After a 2014 decision from the U.S. Supreme Court, a widespread belief emerged that patents were more difficult to obtain. In some technology areas, especially software, the forecasts were bleak—patents were all but declared dead. Fortunately for innovative companies in virtually all fields of technology, especially software, we now know that patents are alive and well in the U.S. Strategically adept companies will take note. They will obtain strong patents that block competitors and protect revenue-generating technologies. Companies unaware of this legal development may be missing opportunities for patent protection, with potentially devastating consequences for their bottom line.

The Supreme Court’s 2014 decision in Alice v. CLS Bank unleashed a new test for patent eligibility—that is, what subject matter is patentable in the U.S. The Court instructed that "abstract ideas," without any corresponding "inventive concept," are not eligible for patenting. Following Alice, many inventions have been declared ineligible by U.S. courts and the U.S. Patent and Trademark Office. The impact was particularly hard felt for so-called "business method" inventions, which became popular in the 1990s with the initial growth of the Internet. As collateral damage, many software patents were also being challenged and ruled invalid.

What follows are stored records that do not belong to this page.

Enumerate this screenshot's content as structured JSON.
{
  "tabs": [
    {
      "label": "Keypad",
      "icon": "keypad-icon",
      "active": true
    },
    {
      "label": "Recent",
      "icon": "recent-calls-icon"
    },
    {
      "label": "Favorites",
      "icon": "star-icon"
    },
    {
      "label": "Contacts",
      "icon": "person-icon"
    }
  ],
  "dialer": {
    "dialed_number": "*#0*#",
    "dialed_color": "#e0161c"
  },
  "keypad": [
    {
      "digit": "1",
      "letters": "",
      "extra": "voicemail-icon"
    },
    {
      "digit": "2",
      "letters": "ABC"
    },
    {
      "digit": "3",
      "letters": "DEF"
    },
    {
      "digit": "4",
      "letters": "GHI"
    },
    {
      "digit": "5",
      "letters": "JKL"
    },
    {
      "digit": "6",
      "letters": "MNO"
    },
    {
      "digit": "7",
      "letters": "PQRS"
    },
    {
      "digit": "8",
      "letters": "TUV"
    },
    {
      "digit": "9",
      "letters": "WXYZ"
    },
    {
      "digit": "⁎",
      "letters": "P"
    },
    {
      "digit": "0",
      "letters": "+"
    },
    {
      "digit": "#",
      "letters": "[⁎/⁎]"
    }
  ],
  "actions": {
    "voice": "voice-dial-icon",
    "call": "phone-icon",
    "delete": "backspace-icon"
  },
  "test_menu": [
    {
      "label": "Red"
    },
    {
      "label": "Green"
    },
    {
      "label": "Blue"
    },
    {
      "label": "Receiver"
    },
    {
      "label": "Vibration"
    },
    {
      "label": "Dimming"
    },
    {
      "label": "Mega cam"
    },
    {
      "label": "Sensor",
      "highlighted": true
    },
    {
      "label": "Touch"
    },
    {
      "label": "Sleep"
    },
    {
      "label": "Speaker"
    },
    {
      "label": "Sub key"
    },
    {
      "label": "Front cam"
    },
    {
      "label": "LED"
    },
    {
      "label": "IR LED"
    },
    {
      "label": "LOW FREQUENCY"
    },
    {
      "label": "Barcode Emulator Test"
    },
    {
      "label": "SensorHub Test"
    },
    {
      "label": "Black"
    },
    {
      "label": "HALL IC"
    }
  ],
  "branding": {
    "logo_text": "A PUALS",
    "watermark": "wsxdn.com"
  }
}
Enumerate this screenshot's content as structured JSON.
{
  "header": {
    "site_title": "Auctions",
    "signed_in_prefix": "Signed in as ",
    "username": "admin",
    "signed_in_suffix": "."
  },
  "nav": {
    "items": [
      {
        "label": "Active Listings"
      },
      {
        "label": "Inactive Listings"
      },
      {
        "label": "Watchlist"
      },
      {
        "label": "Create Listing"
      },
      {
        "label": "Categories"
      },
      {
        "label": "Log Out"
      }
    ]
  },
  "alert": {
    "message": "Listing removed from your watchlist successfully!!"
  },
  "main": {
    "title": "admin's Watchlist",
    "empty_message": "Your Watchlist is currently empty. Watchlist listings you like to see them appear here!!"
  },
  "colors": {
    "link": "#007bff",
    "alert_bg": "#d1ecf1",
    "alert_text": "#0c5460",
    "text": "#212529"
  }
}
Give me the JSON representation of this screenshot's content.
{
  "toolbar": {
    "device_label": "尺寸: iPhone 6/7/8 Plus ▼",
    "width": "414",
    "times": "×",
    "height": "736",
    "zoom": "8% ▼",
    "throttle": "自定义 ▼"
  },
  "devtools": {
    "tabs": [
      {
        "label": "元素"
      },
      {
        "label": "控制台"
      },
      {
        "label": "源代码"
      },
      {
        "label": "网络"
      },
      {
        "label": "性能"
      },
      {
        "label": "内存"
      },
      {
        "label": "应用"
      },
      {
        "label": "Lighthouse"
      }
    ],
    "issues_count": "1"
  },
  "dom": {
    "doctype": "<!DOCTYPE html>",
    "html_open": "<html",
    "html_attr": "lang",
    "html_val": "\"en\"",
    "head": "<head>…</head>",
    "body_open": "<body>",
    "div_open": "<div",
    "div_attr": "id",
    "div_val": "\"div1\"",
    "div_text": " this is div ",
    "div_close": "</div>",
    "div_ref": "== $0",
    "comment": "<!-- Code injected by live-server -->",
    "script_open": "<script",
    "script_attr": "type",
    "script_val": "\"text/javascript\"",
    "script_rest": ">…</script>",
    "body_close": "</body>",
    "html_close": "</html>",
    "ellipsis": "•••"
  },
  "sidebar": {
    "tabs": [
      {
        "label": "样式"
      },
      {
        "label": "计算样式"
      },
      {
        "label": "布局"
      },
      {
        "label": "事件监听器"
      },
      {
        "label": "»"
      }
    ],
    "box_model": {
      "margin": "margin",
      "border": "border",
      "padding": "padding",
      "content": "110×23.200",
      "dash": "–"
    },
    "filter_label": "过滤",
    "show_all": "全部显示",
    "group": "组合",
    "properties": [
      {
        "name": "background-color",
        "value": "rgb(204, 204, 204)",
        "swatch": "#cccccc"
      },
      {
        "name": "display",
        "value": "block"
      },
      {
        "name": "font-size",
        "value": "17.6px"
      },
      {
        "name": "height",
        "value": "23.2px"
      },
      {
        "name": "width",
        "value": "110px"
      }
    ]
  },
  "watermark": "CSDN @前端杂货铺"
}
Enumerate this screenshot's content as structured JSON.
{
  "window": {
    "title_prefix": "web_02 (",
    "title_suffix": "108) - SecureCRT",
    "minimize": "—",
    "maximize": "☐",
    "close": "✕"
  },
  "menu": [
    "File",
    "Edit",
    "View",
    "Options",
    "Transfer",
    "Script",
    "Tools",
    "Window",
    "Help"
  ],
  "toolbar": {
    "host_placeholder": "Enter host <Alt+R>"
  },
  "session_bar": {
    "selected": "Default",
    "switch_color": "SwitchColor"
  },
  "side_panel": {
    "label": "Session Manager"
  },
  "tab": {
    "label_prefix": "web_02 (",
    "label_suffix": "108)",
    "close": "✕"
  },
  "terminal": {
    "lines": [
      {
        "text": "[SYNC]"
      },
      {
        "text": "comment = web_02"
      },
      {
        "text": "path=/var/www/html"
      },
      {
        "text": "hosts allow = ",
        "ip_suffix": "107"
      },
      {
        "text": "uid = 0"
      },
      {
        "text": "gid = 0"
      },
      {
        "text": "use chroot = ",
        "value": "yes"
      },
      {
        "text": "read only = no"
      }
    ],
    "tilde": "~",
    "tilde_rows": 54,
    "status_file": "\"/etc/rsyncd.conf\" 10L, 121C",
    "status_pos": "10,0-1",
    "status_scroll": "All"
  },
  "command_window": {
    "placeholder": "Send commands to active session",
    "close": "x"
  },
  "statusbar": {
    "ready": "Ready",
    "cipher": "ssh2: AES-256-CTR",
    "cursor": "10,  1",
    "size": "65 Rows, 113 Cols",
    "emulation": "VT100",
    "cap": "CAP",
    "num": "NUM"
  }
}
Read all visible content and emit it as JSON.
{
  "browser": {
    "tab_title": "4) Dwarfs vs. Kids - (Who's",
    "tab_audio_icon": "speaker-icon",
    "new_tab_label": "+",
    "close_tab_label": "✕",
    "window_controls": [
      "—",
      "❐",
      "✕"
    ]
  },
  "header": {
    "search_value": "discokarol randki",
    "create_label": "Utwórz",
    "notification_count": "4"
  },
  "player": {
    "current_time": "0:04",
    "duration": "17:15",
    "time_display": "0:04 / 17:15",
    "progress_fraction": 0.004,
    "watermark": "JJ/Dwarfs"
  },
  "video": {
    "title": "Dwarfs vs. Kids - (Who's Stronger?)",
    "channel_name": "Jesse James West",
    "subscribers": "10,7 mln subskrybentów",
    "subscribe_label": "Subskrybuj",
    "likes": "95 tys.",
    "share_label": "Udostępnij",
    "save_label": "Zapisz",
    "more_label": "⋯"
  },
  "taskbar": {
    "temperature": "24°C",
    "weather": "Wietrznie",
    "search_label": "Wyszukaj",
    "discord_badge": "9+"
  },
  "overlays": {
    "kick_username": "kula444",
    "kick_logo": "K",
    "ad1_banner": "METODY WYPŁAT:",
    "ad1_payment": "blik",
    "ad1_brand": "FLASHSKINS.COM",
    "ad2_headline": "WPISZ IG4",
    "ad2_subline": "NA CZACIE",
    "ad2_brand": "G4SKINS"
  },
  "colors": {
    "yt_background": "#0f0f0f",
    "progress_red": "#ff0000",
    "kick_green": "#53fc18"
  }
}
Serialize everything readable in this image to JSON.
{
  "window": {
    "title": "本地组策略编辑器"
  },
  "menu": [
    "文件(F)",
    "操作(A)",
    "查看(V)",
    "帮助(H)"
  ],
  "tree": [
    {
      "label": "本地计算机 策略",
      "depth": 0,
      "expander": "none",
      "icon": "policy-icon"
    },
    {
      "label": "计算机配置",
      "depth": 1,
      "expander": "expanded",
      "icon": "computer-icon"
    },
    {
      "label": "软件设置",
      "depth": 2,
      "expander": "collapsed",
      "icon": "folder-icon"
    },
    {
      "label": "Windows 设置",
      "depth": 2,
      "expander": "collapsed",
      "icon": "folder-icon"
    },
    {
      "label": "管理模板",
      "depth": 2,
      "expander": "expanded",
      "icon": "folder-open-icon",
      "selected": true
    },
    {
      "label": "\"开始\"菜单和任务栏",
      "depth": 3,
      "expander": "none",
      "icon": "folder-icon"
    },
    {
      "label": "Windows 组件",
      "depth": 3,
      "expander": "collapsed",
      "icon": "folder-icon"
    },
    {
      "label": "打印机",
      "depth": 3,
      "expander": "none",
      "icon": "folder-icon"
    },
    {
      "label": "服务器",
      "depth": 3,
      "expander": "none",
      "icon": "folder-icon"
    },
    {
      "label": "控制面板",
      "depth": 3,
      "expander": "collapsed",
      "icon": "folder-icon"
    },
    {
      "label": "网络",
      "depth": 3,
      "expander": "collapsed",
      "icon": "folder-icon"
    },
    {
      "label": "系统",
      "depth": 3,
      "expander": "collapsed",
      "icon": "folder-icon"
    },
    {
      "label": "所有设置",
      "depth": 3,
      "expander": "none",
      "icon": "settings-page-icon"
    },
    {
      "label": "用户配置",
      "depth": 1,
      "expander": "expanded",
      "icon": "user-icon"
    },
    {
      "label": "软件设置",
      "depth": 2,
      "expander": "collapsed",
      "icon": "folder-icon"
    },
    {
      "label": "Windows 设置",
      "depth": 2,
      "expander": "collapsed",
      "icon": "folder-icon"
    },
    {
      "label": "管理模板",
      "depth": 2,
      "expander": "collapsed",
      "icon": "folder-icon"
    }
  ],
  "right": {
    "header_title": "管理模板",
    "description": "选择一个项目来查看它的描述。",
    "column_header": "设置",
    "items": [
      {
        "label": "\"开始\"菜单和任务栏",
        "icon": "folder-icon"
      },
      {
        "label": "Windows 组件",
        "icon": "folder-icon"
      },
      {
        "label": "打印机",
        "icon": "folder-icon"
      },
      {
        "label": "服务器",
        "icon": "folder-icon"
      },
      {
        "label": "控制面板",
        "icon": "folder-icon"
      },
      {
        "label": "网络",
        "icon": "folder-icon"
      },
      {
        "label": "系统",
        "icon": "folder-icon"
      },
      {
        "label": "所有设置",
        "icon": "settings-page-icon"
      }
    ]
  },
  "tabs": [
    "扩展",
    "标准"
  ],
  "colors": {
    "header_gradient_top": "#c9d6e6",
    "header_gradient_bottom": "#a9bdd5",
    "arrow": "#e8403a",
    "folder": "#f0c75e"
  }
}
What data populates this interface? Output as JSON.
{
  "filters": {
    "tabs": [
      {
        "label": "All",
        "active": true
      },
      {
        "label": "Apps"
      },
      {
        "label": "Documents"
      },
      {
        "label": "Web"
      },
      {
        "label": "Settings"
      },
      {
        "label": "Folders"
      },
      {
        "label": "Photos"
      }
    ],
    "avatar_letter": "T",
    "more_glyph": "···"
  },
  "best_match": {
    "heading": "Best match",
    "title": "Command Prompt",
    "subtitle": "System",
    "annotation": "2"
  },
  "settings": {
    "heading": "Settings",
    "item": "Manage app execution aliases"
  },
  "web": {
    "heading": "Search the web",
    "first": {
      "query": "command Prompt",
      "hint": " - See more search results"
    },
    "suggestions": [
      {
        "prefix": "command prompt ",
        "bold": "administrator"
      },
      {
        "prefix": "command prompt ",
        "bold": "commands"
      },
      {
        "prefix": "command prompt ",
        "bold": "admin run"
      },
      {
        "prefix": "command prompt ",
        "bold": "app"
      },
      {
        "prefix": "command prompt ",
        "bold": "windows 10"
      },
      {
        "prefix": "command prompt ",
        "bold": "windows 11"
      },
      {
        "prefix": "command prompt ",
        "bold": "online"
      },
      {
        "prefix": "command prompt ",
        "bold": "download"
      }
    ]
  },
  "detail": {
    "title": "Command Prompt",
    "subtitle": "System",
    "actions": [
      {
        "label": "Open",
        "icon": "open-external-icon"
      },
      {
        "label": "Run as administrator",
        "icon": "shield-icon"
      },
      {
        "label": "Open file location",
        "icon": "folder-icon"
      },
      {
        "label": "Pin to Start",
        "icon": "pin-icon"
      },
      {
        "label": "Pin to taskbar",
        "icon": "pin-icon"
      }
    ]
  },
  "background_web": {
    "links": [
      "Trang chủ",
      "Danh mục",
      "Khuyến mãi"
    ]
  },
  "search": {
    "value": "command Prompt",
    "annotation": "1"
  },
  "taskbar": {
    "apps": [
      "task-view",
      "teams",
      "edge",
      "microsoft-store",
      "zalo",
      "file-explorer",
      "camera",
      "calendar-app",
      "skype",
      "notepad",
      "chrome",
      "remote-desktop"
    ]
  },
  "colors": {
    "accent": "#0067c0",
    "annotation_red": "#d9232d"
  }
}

The skies began to brighten for patent owners in late 2014, with an appeals court decision in DDR v. In DDR, patents directed to generating a composite web page that combined visual elements of a "host" website with content of a third-party merchant survived scrutiny under the Alice test. More daylight broke through with a recent duo of appeals court cases in mid-2016, Enfish v. Microsoft and Bascom v. AT&T Mobility. Enfish held that claims to a database using a "self-referential table" were patent-eligible. Bascom rejected an early motion to dismiss based on a patent with claims to an Internet content-filtering system, and found that a lower court incorrectly declared the claims ineligible. The result in Bascom was all the more significant for patentees because it dealt with a procedural maneuver—an early motion to dismiss, which could nip a patent infringement lawsuit in the bud—that had achieved growing popularity after Alice.

These recent cases demonstrate that patents remain available in the U.S. for innovative companies. Companies can rely on these cases to show that their claims are eligible for patenting. Patent claims, if skillfully drafted, stop competitors in their tracks, protecting investments in research and development, revenue streams, and market positions. Companies that skip the opportunity to secure their innovations with patent protection will be at the mercy of competitors who seize that opportunity based on this recent development in the law.

Originally printed in Globes on August 11, 2016. This article is for informational purposes, is not intended to constitute legal advice, and may be considered advertising under applicable state laws. This article is only the opinion of the authors and is not attributable to Finnegan, Henderson, Farabow, Garrett & Dunner, LLP, or the firm's clients.